Date / time
3 May, 5:15 pm - 6:30 pm
The category of ‘historic battlefield’ is generally treated as a non-problematic concept: they are simply places where large numbers of organised armed people have come together to commit mass slaughter on one another and thereby achieve some kind of outcome. But not all events where organised warriors have fought each other are deemed ‘battles’ and not all such places are recognised as ‘historic’. However, battles are generally held to be significant events, as normal parts of warmaking and some are deemed to be ‘decisive’ in a manner that has consequences beyond the battlefield and those involved in the fighting.
This talk will outline some of the ways in which the concept of ‘battle’ and ‘battlefield’ can be problematised, taking a perspective that challenges more conventional treatments of these categories and presenting alternative ways of thinking about them. John and Patricia Carman focus in particular on issues of discourse – the ways in which battle and battlefields are thought and talked about.
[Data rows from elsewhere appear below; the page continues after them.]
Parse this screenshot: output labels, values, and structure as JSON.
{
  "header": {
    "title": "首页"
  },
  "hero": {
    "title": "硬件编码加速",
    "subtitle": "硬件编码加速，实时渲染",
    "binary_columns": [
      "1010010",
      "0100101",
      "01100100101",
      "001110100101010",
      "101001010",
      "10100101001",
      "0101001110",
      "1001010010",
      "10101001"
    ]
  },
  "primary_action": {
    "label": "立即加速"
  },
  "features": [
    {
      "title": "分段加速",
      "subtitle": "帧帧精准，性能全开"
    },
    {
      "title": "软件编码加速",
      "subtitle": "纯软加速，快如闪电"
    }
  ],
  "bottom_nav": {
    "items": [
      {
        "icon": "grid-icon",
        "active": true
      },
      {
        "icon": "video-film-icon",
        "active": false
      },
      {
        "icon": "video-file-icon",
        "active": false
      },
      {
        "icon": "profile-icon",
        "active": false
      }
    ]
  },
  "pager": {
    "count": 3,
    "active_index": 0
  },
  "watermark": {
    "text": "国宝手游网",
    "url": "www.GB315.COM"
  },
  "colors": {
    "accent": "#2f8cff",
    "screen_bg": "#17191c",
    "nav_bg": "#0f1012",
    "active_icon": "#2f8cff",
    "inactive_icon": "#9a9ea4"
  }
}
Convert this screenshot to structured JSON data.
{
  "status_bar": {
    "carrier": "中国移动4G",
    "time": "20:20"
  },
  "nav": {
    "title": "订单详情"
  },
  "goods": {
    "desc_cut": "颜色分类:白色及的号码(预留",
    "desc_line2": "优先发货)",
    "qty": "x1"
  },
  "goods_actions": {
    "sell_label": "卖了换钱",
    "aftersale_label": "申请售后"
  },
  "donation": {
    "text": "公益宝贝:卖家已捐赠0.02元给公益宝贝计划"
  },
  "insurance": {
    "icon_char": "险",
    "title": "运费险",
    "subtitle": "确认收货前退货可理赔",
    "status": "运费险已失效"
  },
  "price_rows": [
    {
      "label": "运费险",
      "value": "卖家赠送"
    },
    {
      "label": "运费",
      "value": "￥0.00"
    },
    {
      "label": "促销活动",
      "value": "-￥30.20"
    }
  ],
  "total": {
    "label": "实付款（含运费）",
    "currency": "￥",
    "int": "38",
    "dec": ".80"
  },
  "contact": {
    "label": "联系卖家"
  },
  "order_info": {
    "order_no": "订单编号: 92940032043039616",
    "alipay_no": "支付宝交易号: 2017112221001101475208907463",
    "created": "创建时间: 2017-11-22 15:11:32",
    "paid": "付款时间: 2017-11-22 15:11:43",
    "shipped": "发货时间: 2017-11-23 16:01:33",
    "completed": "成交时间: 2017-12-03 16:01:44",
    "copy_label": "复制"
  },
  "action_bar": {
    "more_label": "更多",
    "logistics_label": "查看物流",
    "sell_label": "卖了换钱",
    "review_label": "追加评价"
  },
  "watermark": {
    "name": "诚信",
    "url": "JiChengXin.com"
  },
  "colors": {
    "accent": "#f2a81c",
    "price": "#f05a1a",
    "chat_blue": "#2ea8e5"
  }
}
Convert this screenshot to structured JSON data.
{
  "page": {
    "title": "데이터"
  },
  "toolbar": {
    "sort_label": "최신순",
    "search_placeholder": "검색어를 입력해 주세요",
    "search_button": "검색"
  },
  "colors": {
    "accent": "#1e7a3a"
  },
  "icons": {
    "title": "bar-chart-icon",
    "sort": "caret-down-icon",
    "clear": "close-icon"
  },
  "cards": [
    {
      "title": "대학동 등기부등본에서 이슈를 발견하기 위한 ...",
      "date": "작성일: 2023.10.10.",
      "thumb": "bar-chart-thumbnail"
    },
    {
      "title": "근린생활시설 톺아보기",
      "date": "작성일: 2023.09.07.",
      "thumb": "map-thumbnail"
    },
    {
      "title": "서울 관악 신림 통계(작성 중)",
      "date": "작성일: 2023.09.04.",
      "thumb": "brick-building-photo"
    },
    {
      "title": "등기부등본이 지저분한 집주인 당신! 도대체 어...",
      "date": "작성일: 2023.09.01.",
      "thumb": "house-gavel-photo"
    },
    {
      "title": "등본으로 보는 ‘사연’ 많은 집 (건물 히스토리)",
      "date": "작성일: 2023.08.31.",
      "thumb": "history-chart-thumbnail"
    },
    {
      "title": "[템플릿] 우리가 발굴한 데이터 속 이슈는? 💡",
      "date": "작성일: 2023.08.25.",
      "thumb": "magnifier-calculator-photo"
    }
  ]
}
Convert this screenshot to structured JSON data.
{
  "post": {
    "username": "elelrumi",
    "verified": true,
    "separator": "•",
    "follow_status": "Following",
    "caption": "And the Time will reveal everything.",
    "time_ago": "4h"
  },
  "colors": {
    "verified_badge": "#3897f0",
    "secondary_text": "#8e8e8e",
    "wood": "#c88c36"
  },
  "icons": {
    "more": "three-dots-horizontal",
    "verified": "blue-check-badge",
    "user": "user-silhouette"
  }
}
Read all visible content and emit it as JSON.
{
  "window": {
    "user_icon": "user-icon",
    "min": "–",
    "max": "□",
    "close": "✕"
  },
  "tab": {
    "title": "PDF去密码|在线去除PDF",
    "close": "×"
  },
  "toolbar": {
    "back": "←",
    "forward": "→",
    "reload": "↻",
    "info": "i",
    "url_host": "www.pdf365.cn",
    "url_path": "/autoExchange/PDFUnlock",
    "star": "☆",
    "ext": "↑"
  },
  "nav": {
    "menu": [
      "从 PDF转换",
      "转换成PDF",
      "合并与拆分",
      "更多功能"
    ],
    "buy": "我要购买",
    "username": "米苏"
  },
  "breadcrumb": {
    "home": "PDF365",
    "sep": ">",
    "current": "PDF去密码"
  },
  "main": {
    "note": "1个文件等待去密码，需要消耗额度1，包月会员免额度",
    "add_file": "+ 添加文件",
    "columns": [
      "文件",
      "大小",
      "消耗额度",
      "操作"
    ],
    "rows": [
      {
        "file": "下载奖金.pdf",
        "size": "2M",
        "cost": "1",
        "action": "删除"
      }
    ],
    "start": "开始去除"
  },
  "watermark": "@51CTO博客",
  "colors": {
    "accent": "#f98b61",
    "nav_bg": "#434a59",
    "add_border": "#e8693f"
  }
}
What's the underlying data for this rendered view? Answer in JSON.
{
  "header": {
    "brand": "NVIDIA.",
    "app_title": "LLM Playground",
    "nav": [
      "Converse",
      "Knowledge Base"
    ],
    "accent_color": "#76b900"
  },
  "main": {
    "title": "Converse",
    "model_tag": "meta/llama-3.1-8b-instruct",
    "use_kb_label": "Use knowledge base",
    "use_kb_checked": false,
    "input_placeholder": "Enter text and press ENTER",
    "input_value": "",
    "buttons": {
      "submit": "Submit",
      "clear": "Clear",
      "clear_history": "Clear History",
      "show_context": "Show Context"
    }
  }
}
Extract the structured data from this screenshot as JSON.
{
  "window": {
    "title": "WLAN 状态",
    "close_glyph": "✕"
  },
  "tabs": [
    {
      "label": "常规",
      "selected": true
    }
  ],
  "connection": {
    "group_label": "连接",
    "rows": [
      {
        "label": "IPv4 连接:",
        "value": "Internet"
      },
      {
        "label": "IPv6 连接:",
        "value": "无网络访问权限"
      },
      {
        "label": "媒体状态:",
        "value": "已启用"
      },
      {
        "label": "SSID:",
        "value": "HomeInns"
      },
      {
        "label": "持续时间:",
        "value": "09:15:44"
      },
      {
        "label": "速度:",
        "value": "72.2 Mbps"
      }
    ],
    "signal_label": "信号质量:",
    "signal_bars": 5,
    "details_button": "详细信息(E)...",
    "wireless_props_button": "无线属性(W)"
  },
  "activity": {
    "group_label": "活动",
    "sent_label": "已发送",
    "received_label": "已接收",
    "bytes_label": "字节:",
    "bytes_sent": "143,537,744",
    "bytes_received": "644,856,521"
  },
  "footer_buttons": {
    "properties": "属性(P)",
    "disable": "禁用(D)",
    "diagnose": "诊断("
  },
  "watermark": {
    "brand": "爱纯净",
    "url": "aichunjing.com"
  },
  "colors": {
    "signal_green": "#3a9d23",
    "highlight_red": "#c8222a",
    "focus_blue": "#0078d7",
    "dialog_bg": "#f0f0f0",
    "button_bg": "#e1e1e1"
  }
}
It derives from our long-term comparative study of battlefields from across the world, itself driven by a deep commitment in opposition to war and violence.
John and Patricia Carman have published widely on battles and battlefield archaeology and their latest book is Battlefields: From Event to Heritage (Oxford: Oxford University Press, 2020).
For more information and to register for this event, please visit: https://www.eventbrite.co.uk/e/problematising-the-historic-battlefield-tickets-308862705667?aff=ebdssbdestsearch